Reed, this month’s featured poet at UC Berkeley’s lunchtime poetry series, read to the standing-room only crowd from his most recent collection, The Reed Reader, and shared an as yet unpublished piece, “America Unite,” written in the immediate aftermath of the Sept. 11 terrorist attacks.  

The poem lampooned media pundits, politicians, capitalists and flag waving, describing New York Mayor Rudy Guiliani as the “king of racial profilers” and poking fun at the constant renaming of the U.S. plan for military retaliation.  

“I thought it was an amazing poem,” said Zack Rogow, who organizes the monthly poetry series. “It’s a very tough thing to say at this time because there’s a lot of pressure to just kind of fall into line with what’s happening politically. I think that was a very brave and thoughtful poem.”  

Reed, who lives in Oakland and has taught in the English department at UC Berkeley for 20 years, was born in Chattanooga, Tennessee and raised in Buffalo, New York.

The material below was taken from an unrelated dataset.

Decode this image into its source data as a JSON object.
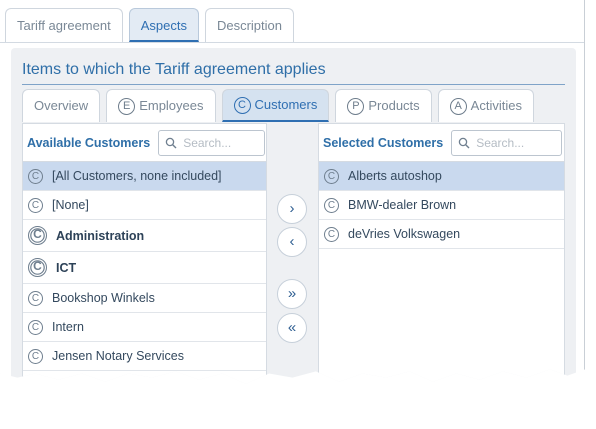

He has written novels, poetry, essays, plays and songs and is well-known for his commentary on racial politics in America. 

After the reading, as Reed sat in a blue armchair next to the podium, he explained that he wrote “America Unite” to add a black voice to the discourse that has followed the terrorist attacks, something he said has been missing. 

“The images we see of African Americans are nurturing, hugging people and singing. We’re sort of like the station break stuff after the serious conversation of the wealthy white men who got us into this situation in the first place.”  

The poetry reading delighted long-time fan Suzanne Morse, a visiting UC faculty member from Bal Harbor, Maine. “I’ve heard of him for years and years,” said Morse. “What I am impressed by is his ability to walk into any situation and be very frank to whoever is there and not just taking one position or side.”  

Reed’s other poems addressed the black experience in America, including one about an aging couple in his Oakland neighborhood who could not afford proper medical care, and another about the closing of bank branches that serve black neighborhoods. He said that government moves to tighten security and expand surveillance in the wake of the terrorist attacks may be the first inkling most Americans have of what it is like to be black in the United States.  

“(Blacks) have a different point of view,” said Reed. “Somebody from the Chicago Tribune called me up and asked me if I thought there would be a tightening on civil liberties. I said, well, you know, we’ve been living in a police state for 300 years, it’s nothing new for us, so get used to it.”